“We were left to connect the dots because the medical profession is failing to address an epidemic that kills more than 700,000 people a year,” he explained. “It’s bad enough that hepatitis B is a silent killer with few symptoms until it’s too late. It’s also ignored by Asian cultures that consider talk about deadly diseases to be taboo.”
While a safe and effective vaccine that prevents hepatitis B has been available since 1982, many Americans did not have access to the vaccine. John Ellis Jr., another hepatitis B storyteller who lives in Pensacola, FL, was diagnosed with chronic hepatitis B at age 16. He, like many people living with hepatitis B, does not know how he became infected.
“When I was first diagnosed, I was shocked the doctor couldn’t tell me how I contracted it, as if finding out how I contracted hepatitis B would somehow cure me of it. As I grow older, what’s most important to me is maintaining my health.” Ellis explains in his story that he wants to be, “bigger than his diagnosis.” He does not want hepatitis to hold him back or define him. He is an entrepreneur and he has organized a charity bike ride to raise awareness and funding for research.
Another featured storyteller is pharmacist Bunmi Daramaja, of Elkridge, MD, who grew up in Nigeria and emigrated to the U.S. She struggled with her family’s reluctance to discuss her father’s death from liver cancer, resulting from chronic hepatitis B.
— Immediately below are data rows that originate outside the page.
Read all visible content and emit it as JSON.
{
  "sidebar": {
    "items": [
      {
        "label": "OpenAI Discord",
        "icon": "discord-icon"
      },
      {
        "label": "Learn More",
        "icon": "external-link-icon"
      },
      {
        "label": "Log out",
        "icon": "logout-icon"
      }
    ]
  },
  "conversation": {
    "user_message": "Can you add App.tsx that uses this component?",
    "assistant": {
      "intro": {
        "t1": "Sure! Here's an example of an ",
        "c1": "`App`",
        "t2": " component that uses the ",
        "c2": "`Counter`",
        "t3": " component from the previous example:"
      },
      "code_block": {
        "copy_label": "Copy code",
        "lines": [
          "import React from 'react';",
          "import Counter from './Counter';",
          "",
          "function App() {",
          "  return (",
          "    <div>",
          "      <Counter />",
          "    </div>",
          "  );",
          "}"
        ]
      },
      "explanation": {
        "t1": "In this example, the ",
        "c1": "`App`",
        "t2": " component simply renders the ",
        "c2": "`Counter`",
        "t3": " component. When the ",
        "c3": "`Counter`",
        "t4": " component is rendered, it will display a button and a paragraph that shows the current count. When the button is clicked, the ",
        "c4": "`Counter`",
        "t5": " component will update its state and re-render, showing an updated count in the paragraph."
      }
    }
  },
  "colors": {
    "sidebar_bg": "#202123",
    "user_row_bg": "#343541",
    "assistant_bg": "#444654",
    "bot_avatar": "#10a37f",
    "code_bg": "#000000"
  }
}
“Stigma is everywhere (in my African culture),” she explained in her story. “People don’t think about the facts of how the virus is transmitted– they are afraid to even touch someone who has it. Many people don’t even want to get tested, because treatment is either not available or costs too much money. They say, ‘What’s the point?’ This needs to change.
“In the U.S., the services are here, and I want to make sure that people of African origin know there are resources. I want to end this silence,” she explained.
The Hepatitis B Foundation’s Storytelling page helps tell the story about an infection in the U.S. that is under-diagnosed, under-treated and remains stigmatized across America.